To create “Tea With The Dames,” director Roger Mitchell brought four legendary British actresses, Dame Maggie Smith, Dame Judi Dench, Dame Eileen Atkins and Dame Joan Plowright, to the cottage that Plowright shared with her late husband, Sir Laurence Olivier, set up some cameras and hit record.
The four women, all in their 80s, are — it instantly becomes clear — old friends, who have done this kind of thing before, just never in front of the lens. So they sit and trade stories, reminiscences and thoughts about acting, from their earliest years on stage in the 1950s through the massive movies — James Bond and Harry Potter pictures — that brought Dench and Smith widespread, late-career fame.
Interestingly, the quartet largely treats film as an afterthought, talking far more about working on stage, dealing with the male-dominated British theater world and, almost universally, the terror and reward of acting with Olivier.
Forced to move inside by rain, the quartet talks about their continuing careers — only Plowright, who is losing her sight, doesn’t still act — as well as the infirmities of old age. (There’s a running joke about the need for hearing aids.) And near the end of the picture, they offer some insightful advice to their younger selves.
Along the way, Mitchell scatters in old clips of filmed plays, including a color version of “Othello” with Olivier in the title role, shots from the actress’ films, including Smith’s 1969 Oscar-winning turn in “The Prime of Miss Jean Brodie,” and plenty of footage of them at awards shows and pictures of them with their children and husbands.

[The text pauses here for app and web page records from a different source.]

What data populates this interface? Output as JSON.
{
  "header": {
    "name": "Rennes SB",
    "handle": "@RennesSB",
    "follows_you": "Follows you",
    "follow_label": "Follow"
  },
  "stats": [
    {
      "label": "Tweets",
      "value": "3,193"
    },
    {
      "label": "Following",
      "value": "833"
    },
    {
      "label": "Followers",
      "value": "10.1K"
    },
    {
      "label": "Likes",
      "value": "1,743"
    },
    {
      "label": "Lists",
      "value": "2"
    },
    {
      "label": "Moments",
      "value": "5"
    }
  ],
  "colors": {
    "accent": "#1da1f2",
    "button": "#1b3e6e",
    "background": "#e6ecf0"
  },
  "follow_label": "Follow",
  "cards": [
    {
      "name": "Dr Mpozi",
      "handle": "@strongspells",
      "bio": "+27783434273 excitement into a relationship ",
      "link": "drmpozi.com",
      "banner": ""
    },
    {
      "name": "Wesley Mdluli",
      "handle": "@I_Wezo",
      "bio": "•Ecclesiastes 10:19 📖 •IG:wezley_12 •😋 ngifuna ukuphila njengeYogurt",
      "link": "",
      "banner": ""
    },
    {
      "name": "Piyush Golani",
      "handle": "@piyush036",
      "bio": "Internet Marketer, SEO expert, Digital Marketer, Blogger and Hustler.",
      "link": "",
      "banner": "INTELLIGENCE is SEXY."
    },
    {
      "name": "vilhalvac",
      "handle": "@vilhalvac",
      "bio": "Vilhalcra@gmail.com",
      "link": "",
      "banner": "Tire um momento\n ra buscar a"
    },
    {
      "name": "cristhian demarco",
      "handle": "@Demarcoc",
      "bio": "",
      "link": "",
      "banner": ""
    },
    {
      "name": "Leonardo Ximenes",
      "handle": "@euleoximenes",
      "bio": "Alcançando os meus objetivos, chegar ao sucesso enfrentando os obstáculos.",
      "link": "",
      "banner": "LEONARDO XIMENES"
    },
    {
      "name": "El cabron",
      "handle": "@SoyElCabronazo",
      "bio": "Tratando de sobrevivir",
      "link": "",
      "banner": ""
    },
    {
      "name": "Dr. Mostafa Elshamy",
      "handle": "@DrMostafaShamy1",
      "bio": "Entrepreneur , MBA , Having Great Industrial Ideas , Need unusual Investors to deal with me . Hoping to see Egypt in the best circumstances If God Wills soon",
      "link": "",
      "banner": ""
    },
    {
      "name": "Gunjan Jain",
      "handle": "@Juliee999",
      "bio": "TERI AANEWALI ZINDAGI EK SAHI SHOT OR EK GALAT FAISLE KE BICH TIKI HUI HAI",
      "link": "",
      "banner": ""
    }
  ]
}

There’s no narrative thread in the film, nor is there any effort to arrange the conversation chronologically or thematically. Rather, it really is the four charming, funny, and self-deprecatingly honest dames sitting down for a cup of tea — and later a glass of champagne — and having a chat.